We find it important to determine the individual’s values, particularly when we talk to them about aspirations. This raises the question of what we mean by values. Often times an individual will attach high value to counterproductive activities such as drinking or using drugs. They might attach high value to beliefs such as “you need to get even with someone who offends you”. Finally, a high value may be attached to the remaining inert since it prevents being rejected or failing. Thus, we can translate the current concept into a hierarchy of beliefs. Some of the beliefs may be noble and others aren’t productive or destructive. Those that are noble are considered values, whereas the rest are considered dysfunctional beliefs. What we need to do is to facilitate the individuals attaching greater value to beliefs or activates that are in line with their aspirations and goals and diminish the value attached to the counterproductive activities and beliefs.
I would welcome suggestions as to how to accomplish this. One way is to outline the advantages and disadvantages of a particular belief or activity. Usually, for a positive value, the advantages will top the disadvantages. Another application of the concept of values is the use of a Pie chart. Initially, the individual fills out the chart according to how much time they spend in each activity. The clinician then can go over each item and collaboratively attach a value to the items. Hopefully, the new advantageous values will outweigh the disadvantaged values and the individual will invest their capital in the “good values” as opposed to the “bad values”.
This approach has been used successfully with substance abuse, preoccupation with pain, and schizophrenia.

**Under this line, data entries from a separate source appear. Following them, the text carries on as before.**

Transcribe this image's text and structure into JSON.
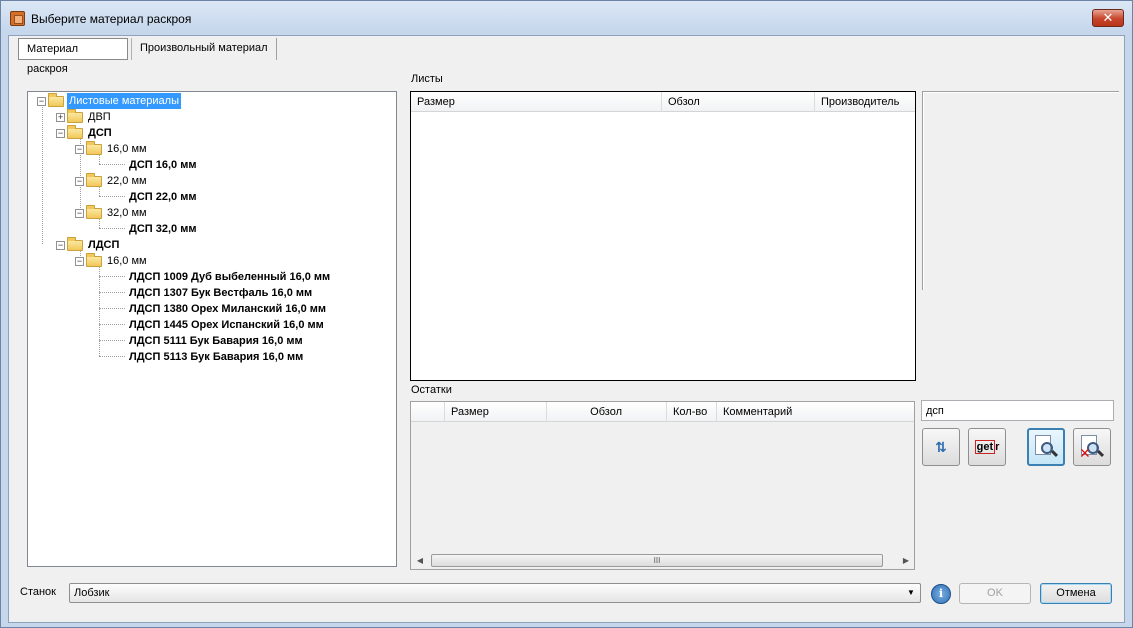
{
  "window": {
    "title": "Выберите материал раскроя",
    "close_glyph": "✕"
  },
  "tabs": [
    {
      "label": "Материал раскроя",
      "active": true
    },
    {
      "label": "Произвольный материал",
      "active": false
    }
  ],
  "tree": {
    "root": "Листовые материалы",
    "nodes": {
      "dvp": "ДВП",
      "dsp": "ДСП",
      "dsp_16": "16,0 мм",
      "dsp_16_item": "ДСП 16,0 мм",
      "dsp_22": "22,0 мм",
      "dsp_22_item": "ДСП 22,0 мм",
      "dsp_32": "32,0 мм",
      "dsp_32_item": "ДСП 32,0 мм",
      "ldsp": "ЛДСП",
      "ldsp_16": "16,0 мм",
      "ldsp_items": [
        "ЛДСП 1009 Дуб выбеленный 16,0 мм",
        "ЛДСП 1307 Бук Вестфаль 16,0 мм",
        "ЛДСП 1380 Орех Миланский 16,0 мм",
        "ЛДСП 1445 Орех Испанский 16,0 мм",
        "ЛДСП 5111 Бук Бавария 16,0 мм",
        "ЛДСП 5113 Бук Бавария 16,0 мм"
      ]
    }
  },
  "sheets": {
    "label": "Листы",
    "columns": [
      "Размер",
      "Обзол",
      "Производитель"
    ]
  },
  "remnants": {
    "label": "Остатки",
    "columns": [
      "",
      "Размер",
      "Обзол",
      "Кол-во",
      "Комментарий"
    ],
    "scroll_thumb": "III"
  },
  "filter": {
    "value": "дсп"
  },
  "toolbar": {
    "getr_label_a": "get",
    "getr_label_b": "r"
  },
  "bottom": {
    "machine_label": "Станок",
    "machine_value": "Лобзик",
    "ok_label": "OK",
    "cancel_label": "Отмена",
    "info_glyph": "i"
  },
  "colors": {
    "selection": "#3399ff",
    "folder": "#f1c859",
    "close_red": "#c7452c"
  }
}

Please send me your suggestions about increasing the investment in positive values and decreasing the investment in negative values.